Since the amounts attempted to be collected are not assessments, may they be justified as charges for use? Obviously not, since the charges are not based upon user but upon the fact that the property was within 200 feet of the sewer line. Plaintiff in effect argues, however, that charges may be thus made for prospective use, citing Colley v. Englewood, 80 Ohio App. 540, 71 N.E.2d 524; 64 CJS 271, et seq., Municipal Corporations § 1805(d) (based upon the same case). While the Colley case so holds, examination reveals that such decision was due to a constitutional provision which prevented the legislature from limiting municipalities to a rate for user only. The constitutional question of uniformity was not raised or decided therein. On the other hand ORS 224.220 in such instances limits the municipality to "just and equitable rates or charges to be paid for the use of the facilities." The Colley case is not controlling here.
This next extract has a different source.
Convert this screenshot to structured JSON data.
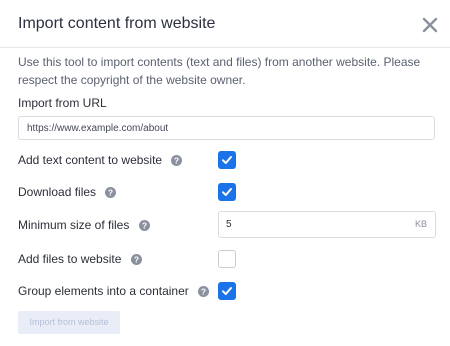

Because there is no constitutional or statutory authority in this state for making a charge for prospective use, we hold that such charge may not be made unless it is levied as an assessment, which was not done here. We say this for several reasons. First, if it be sustained as a charge for prospective use, then it would necessarily follow that it was based upon benefit to the property and not upon user, and, hence, it could only be sustained if it was a valid assessment under the rules above referred to. Secondly, a charge for the use of a sewer is not a tax or assessment but a charge for a service rendered and is based upon contract. Ripperger v. City of Grand Rapids, 338 Mich. 682, 62 N.W.2d 585, 587; Opinion of the Justices, 93 N.H. 478, 39 A.2d 765, 767; State ex rel. Gordon v. Taylor, 149 Ohio St. 427, 79 N.E.2d 127, 131. In Opinion of the Justices, supra, at p 767, it is stated: "such a statute [relating to collection of charges for sewers] does not impose an assessment in the proper sense of the term, though the charge is often spoken of as a `tax.' The transaction really amounts to an offer by the municipal corporation and an acceptance by the party who takes the water, thus forming a contract." Since there was no actual user shown in this case, there could be no acceptance and, hence, no contract. Therefore, it is inescapable that plaintiff by this proceeding is attempting to confiscate private property without any legal basis therefor. The fact that the property may have been incidentally benefited is not enough in the absence of statutory or constitutional authority. There must be legislative action before it could be made the basis for a potent claim. See Beezley et al. v. City of Astoria, 126 Or. 177, 184, 269 P. 216; Brown v. Silverton, 97 Or. 441, 452, 190 P. 971. Since plaintiff has not proceeded with an assessment plan under ORS 224.010 et seq., with its requirement of assessments of benefits, but instead has attempted to proceed under ORS 224.310 et seq., of which ORS 224.400 is a part, we hold that the rates and sewerage charges mentioned therein are charges for the privilege of use and not of prospective use and that the provisions of the ordinance in question with relation to an attempt to levy sewage charges against property merely because such property is within 200 feet of a sewer line are invalid.

In any event, plaintiff may not foreclose under either cause of suit, because it is not alleged that the sewer charges were certified to the county assessor and by him assessed against the property, as required by both ORS 224.220 and ORS 224.400. Until that is done, a lien would not arise against the property.

It follows, therefore, that the trial judge acted properly in sustaining the demurrer to the first and second causes of suit, and its judgment in favor of the defendant as to such causes is affirmed.